Posted by LucaT on 27 Apr 2009 at 08:11 GMT

Dear Authors,
compliments for your introductory and yet very informative article. I was wondering about your opinion on the "wiki" approach, since I could not find much of it in your article (e.g. about wikpathways), and as well about other commercial providers (e.g. GeneGO, BioBase, GVK Bioscience,...)

No competing interests declared.

RE: Completeness

rsealfon replied to LucaT on 27 Apr 2009 at 16:58 GMT

The "wiki" approach seems to be a useful and promising tool for allowing large datasets, with individual pieces contributed by many people, to be contained in one place and represented in one format. In my opinion, the issues with reliability of information even on Wikipedia, where anyone can contribute, have been relatively minor and Wikipedia has been found to contain fewer factual errors, at any given time, than a professional encyclopedia article. Unlike peer-reviewed publications, which are difficult to correct after time of press, Wikipathways would allow users to instantaneously correct errors or add information to a preexisting pathway. An article about the validity and completeness of wikis (specifically Wikipedia) is over here, and has links to scholarly studies of wikis: http://en.wikipedia.org/w....

One of my concerns is that the wiki format, designed for communicating text-based and image-based information such as a review article on a particular pathway, seems to handle representations of the pathway itself relatively awkwardly. At present, editing on Wikipathways and viewing pathways are slow processes. Commercial software is, obviously, designed to represent the pathway per se and allow data to be curated and mined as easily as possible. I don't really know the individual differences between commercial providers, but our lab uses Ingenuity. I suspect the role of cheap software and freeware will increase as their quality improves and the data itself becomes less costly to collect and more accessible.

Commercial software, freeware and wikis could become complementary to one another, especially if the amount of data that needs to be added to or downloaded from an online (e.g. wiki) database is difficult to handle manually.

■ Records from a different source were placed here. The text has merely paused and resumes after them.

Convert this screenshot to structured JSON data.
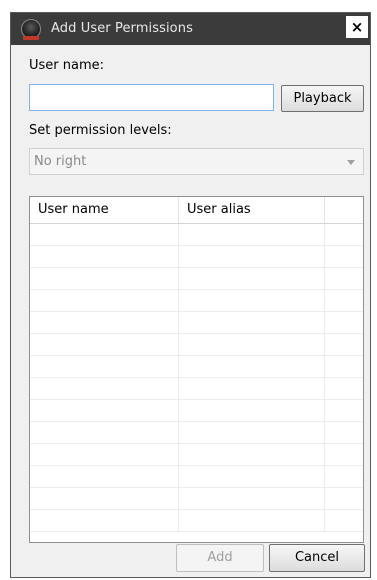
{
  "window": {
    "title": "Add User Permissions",
    "close_glyph": "×",
    "icon": "camera-app-icon"
  },
  "form": {
    "username_label": "User name:",
    "username_value": "",
    "playback_button": "Playback",
    "permission_label": "Set permission levels:",
    "permission_selected": "No right"
  },
  "table": {
    "columns": [
      "User name",
      "User alias",
      ""
    ],
    "rows": [
      [],
      [],
      [],
      [],
      [],
      [],
      [],
      [],
      [],
      [],
      [],
      [],
      [],
      []
    ]
  },
  "footer": {
    "add_button": "Add",
    "cancel_button": "Cancel"
  }
}
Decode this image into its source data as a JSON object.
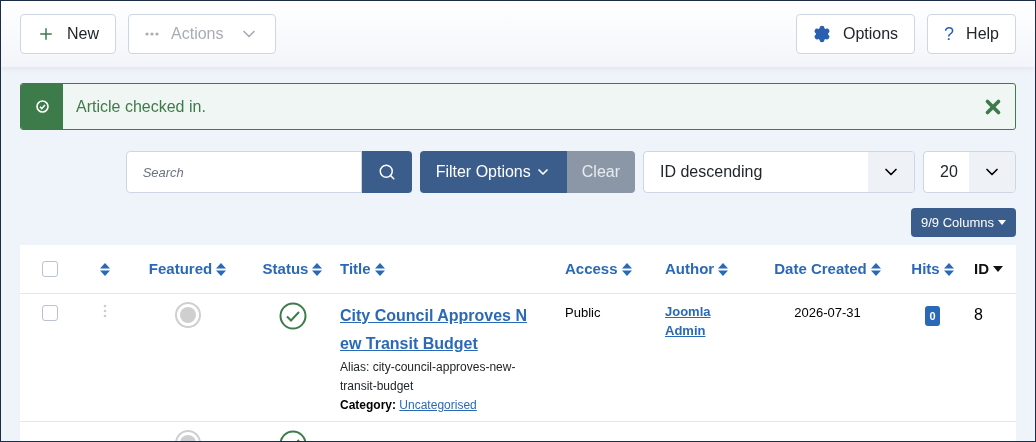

Competing interests declared: I am in the laboratory that produced this paper.